■ What needs to be done ■
Could you show all lines in the entries below that contain the string "selection"?

(Data records for software interfaces)
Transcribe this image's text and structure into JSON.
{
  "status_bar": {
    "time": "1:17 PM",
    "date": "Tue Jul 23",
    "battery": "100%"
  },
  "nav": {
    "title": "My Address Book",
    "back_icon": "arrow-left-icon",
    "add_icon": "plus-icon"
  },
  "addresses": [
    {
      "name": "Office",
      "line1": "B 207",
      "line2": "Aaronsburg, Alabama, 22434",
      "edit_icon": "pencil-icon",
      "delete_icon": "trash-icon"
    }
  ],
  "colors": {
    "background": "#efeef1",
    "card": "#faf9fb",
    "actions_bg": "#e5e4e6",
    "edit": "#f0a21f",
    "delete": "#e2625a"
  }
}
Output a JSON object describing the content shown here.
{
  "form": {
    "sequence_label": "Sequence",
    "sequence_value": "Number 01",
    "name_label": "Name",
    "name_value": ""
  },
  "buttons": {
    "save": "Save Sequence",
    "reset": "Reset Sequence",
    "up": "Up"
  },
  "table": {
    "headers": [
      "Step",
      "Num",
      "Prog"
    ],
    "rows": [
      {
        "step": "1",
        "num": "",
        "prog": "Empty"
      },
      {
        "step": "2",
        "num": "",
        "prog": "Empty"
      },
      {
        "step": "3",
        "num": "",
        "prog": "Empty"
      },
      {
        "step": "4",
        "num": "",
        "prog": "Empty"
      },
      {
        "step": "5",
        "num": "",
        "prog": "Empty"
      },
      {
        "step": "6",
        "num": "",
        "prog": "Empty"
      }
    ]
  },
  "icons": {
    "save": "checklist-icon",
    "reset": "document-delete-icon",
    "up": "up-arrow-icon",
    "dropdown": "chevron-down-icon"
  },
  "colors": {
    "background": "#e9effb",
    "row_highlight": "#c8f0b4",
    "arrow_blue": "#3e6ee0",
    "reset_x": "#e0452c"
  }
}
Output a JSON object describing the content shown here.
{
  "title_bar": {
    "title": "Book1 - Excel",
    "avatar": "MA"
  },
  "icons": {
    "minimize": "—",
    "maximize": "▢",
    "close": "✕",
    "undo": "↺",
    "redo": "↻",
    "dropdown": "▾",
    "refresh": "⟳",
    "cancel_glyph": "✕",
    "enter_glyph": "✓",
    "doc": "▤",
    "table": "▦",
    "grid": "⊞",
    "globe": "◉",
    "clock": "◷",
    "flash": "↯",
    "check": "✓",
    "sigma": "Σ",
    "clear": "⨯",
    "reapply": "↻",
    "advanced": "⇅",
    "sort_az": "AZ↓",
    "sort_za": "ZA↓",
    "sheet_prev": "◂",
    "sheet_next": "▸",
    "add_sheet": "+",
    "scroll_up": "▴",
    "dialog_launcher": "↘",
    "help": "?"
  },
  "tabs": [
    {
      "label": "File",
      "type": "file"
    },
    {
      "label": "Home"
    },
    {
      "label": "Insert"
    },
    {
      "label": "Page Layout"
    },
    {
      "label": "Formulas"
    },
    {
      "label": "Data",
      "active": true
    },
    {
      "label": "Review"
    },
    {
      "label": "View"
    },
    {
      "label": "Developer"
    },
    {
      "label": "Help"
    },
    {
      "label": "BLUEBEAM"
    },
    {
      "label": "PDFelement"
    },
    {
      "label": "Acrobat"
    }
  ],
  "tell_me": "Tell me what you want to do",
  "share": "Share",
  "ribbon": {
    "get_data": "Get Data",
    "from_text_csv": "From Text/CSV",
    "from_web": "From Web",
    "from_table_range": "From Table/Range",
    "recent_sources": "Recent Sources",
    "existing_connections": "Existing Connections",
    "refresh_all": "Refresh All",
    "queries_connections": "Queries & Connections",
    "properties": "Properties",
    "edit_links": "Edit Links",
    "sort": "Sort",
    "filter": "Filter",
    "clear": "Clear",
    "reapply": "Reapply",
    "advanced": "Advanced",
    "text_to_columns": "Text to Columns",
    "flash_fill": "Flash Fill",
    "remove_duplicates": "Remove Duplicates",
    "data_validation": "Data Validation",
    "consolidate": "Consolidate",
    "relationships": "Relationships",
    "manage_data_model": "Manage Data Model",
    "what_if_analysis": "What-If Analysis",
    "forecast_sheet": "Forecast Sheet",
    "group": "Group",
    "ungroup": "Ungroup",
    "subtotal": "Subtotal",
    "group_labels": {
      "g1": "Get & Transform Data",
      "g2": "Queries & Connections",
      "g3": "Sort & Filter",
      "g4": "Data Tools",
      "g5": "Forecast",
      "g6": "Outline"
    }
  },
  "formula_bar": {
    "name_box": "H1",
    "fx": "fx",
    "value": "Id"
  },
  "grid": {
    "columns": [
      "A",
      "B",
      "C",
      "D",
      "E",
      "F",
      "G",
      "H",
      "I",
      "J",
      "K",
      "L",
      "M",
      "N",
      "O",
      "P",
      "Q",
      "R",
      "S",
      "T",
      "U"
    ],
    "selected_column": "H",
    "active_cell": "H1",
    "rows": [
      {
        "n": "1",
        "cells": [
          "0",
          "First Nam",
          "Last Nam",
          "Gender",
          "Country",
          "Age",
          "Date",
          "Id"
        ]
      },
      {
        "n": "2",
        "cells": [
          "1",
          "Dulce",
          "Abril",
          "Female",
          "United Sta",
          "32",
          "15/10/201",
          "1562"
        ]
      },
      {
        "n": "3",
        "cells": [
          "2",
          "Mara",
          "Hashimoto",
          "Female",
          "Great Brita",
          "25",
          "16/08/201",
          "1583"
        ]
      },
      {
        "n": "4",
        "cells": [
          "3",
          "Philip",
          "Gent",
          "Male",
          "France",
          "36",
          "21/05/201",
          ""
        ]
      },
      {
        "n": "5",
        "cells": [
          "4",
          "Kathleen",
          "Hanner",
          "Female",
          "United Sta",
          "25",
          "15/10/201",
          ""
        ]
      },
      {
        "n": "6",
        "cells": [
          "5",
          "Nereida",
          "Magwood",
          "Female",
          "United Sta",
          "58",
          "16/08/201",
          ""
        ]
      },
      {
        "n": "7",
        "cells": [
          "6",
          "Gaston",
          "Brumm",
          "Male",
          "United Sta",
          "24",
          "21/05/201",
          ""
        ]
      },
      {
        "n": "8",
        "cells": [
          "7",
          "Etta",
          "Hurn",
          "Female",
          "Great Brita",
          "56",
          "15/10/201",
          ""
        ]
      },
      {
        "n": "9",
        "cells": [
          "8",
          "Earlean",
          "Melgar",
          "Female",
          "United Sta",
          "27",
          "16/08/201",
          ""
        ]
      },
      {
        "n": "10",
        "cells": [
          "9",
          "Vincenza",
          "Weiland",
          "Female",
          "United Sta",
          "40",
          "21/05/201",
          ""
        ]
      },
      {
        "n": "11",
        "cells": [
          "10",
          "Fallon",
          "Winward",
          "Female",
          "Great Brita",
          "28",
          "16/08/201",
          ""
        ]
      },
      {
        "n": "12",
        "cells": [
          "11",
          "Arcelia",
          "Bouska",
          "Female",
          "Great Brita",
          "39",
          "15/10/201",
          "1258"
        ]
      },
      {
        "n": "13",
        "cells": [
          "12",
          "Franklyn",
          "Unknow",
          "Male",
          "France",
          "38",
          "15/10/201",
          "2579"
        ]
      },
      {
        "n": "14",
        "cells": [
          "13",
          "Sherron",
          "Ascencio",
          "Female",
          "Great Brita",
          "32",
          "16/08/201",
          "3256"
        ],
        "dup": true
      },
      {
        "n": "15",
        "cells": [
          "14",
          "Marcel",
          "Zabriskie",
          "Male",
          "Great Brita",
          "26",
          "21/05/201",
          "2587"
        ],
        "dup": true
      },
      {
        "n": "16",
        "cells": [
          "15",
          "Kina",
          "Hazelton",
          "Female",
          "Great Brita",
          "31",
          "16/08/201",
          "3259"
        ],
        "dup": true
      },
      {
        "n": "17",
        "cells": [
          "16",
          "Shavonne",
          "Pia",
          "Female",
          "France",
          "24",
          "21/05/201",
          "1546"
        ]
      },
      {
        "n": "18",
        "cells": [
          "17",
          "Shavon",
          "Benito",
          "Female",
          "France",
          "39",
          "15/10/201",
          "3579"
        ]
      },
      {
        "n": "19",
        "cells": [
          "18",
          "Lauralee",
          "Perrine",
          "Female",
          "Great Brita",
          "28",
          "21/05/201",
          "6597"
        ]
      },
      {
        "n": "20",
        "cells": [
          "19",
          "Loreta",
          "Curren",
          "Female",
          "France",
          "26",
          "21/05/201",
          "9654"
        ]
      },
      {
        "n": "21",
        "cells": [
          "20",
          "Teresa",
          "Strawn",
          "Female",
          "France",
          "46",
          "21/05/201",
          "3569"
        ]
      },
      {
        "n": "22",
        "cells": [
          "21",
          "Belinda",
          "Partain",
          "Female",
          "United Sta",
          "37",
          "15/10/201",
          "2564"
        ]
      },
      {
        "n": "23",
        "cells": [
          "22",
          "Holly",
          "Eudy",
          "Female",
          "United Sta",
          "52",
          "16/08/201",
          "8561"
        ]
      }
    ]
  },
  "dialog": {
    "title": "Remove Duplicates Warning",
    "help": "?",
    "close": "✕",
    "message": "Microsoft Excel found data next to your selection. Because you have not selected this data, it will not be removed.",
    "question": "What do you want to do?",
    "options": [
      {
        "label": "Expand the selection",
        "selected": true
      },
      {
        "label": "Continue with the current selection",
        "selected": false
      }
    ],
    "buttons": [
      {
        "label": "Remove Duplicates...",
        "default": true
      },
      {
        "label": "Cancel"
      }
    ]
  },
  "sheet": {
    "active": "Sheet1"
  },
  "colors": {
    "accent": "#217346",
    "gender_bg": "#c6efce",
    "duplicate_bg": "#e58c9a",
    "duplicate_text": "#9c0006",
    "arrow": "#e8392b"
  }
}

■ Solution to this task ■
    "message": "Microsoft Excel found data next to your selection. Because you have not selected this data, it will not be removed.",
        "label": "Expand the selection",
        "label": "Continue with the current selection",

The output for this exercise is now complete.